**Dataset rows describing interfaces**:

[Start of Attachment]

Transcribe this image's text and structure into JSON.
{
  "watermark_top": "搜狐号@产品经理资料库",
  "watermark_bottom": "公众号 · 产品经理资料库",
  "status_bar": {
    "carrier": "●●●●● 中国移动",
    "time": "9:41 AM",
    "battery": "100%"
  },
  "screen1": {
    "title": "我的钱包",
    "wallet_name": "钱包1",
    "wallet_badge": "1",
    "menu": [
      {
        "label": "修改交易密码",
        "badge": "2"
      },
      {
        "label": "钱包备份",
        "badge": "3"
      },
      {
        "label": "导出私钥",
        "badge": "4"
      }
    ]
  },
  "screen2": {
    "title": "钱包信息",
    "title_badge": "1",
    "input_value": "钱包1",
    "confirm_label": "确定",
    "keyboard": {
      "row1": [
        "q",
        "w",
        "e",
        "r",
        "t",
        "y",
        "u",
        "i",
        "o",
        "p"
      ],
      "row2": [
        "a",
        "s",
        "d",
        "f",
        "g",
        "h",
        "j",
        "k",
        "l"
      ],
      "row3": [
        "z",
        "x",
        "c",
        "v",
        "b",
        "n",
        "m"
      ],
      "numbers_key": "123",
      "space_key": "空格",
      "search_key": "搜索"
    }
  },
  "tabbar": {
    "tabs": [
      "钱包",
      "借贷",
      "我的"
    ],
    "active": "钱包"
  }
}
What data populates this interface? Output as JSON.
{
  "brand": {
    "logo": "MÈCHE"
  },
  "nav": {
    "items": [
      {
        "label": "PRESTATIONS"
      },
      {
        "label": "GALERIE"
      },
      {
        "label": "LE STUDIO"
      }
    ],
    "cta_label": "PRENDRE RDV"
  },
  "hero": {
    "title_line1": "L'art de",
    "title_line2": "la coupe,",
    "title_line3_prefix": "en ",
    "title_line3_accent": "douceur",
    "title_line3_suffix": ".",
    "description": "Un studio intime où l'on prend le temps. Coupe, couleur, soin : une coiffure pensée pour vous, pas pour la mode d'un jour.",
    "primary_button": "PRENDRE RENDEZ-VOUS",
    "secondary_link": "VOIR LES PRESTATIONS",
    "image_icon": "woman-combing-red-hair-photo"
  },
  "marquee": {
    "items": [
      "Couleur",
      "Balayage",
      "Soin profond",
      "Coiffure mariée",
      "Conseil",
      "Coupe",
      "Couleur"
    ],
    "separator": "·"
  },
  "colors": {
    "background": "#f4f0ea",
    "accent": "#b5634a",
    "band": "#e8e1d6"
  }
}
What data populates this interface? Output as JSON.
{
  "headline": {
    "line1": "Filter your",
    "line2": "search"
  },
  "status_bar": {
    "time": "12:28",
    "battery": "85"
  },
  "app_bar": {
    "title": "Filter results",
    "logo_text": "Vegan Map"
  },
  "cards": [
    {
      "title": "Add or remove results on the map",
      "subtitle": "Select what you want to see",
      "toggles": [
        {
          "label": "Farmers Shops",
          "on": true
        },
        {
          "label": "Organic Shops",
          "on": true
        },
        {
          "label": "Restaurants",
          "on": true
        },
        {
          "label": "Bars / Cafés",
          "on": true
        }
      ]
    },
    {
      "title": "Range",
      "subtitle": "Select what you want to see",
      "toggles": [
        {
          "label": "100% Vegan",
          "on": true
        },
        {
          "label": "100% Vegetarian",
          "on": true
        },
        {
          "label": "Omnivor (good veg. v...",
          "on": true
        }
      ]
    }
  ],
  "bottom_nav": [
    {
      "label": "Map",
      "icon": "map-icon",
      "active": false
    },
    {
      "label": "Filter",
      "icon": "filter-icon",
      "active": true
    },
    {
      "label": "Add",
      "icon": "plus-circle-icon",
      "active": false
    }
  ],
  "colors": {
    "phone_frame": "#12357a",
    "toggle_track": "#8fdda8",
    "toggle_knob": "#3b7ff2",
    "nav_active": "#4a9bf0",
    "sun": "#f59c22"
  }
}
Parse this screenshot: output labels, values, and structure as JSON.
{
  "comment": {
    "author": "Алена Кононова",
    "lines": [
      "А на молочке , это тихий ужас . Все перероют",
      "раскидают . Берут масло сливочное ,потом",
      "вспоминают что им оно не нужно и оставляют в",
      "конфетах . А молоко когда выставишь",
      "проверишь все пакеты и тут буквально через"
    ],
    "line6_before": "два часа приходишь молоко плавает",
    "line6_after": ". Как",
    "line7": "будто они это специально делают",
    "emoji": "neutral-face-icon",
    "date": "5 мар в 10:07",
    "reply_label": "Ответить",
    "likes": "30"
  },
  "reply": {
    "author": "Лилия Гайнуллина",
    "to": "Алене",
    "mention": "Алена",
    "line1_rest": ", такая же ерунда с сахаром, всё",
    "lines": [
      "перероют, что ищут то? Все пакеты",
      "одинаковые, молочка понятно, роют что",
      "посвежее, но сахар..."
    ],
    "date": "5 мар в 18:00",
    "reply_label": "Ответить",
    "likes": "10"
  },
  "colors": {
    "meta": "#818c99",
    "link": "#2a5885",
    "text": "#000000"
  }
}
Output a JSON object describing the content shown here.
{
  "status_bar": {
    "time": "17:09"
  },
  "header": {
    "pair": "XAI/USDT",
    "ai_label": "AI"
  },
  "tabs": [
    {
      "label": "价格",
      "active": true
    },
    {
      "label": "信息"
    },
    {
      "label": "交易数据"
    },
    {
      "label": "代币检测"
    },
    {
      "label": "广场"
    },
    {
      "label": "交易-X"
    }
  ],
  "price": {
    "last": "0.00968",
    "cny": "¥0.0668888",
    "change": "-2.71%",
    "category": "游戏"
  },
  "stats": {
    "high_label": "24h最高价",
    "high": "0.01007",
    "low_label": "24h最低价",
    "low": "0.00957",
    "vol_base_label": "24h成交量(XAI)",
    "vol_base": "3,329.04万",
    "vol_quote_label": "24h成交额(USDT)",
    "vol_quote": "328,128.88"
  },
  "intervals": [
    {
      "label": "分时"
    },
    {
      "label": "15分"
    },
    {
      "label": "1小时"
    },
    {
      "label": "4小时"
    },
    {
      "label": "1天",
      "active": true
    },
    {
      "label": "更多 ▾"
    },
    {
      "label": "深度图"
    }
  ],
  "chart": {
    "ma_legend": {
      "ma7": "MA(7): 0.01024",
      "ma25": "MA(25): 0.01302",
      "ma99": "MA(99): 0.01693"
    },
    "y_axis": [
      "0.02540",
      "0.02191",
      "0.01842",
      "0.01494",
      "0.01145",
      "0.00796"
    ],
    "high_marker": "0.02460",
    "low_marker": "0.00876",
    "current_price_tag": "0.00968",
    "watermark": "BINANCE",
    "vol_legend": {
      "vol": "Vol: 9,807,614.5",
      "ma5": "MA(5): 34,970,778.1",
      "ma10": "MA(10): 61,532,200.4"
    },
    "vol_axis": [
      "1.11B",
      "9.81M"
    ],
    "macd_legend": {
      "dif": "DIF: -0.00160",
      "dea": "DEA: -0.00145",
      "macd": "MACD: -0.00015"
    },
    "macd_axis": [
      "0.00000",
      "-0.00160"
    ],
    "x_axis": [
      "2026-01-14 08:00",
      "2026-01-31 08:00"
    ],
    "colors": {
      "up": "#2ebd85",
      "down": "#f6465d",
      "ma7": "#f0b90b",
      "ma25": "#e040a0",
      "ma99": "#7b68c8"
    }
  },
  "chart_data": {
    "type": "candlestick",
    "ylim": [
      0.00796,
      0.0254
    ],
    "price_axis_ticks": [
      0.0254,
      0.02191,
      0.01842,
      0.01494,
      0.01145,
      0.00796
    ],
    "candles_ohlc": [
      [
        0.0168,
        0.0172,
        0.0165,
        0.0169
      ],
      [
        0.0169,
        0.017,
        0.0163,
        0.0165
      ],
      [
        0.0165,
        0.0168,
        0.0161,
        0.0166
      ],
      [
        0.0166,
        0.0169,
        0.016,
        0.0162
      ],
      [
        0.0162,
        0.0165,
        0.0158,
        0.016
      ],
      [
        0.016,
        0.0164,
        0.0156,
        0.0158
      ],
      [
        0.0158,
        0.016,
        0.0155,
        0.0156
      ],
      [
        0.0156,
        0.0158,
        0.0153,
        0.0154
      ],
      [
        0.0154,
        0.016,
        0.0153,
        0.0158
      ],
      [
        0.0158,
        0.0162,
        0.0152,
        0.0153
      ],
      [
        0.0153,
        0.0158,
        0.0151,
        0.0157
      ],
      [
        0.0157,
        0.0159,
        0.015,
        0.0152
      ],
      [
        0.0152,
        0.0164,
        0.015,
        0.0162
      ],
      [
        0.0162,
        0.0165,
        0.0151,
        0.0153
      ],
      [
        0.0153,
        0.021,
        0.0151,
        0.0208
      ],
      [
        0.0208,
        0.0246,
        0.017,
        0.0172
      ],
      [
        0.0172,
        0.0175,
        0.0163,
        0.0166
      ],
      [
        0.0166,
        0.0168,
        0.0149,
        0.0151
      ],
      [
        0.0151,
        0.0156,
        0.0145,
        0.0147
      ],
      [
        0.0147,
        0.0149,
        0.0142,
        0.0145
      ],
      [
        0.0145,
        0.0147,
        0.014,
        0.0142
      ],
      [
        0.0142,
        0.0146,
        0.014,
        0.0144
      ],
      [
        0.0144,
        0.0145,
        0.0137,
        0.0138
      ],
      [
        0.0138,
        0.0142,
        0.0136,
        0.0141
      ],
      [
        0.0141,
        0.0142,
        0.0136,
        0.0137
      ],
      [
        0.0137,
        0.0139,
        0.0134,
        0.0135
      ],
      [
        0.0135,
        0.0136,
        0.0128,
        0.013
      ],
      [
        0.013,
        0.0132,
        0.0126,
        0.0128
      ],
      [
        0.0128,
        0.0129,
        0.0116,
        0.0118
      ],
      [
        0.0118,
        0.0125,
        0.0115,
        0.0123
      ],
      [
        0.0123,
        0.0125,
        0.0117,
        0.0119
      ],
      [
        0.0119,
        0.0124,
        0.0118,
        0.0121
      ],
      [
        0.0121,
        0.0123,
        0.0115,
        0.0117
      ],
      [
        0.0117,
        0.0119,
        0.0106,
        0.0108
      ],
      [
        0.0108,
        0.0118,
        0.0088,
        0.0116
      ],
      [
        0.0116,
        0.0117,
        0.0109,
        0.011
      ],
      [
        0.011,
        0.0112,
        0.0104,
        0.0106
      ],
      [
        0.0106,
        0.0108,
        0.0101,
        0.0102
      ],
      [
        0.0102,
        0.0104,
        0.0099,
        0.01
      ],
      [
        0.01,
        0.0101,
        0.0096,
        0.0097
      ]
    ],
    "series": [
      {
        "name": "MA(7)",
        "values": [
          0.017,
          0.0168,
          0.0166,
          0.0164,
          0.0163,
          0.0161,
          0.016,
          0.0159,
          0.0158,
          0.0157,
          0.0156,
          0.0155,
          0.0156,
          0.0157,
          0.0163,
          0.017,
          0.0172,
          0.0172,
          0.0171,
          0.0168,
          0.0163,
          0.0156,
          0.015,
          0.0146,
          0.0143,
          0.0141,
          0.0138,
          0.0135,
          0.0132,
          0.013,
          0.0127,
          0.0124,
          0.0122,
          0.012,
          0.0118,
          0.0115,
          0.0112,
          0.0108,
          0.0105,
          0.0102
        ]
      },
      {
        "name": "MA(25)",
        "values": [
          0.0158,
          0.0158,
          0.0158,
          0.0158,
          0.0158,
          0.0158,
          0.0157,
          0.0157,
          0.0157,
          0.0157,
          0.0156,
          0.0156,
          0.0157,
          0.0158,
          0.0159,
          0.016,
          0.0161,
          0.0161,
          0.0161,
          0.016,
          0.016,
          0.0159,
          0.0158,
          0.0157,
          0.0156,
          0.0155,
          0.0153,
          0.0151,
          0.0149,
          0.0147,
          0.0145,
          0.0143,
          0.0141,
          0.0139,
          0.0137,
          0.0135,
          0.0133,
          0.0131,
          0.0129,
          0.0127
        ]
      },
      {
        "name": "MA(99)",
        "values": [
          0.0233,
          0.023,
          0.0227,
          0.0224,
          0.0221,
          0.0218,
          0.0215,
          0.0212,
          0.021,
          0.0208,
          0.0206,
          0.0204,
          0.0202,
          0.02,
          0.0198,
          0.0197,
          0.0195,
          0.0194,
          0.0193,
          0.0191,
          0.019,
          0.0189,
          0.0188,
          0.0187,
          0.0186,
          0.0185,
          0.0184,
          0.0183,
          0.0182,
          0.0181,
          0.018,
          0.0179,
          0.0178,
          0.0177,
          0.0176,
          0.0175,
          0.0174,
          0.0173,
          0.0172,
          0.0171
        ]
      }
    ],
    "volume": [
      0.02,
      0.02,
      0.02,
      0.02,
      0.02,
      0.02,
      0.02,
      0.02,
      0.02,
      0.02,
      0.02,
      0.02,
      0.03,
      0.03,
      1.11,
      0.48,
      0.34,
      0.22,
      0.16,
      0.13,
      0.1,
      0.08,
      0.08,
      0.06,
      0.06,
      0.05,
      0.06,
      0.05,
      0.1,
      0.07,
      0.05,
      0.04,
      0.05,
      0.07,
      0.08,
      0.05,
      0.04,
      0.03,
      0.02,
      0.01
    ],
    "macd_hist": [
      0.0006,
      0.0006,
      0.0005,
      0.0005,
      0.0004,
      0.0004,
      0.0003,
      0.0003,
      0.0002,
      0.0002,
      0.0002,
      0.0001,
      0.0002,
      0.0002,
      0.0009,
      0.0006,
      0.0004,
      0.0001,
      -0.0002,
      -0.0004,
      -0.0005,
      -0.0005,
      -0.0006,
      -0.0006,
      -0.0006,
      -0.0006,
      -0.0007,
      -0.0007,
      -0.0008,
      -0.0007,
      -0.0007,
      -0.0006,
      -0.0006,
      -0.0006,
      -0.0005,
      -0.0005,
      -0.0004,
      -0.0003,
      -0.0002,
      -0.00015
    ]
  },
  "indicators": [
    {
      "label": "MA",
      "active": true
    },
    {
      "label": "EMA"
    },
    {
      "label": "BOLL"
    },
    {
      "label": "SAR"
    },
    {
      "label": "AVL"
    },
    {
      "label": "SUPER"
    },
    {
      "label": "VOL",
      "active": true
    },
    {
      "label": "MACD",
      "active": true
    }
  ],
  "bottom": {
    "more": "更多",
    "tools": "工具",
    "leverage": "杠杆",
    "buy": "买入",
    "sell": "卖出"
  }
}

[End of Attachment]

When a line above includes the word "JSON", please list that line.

Transcribe this image's text and structure into JSON.
What data populates this interface? Output as JSON.
What data populates this interface? Output as JSON.
Parse this screenshot: output labels, values, and structure as JSON.
Output a JSON object describing the content shown here.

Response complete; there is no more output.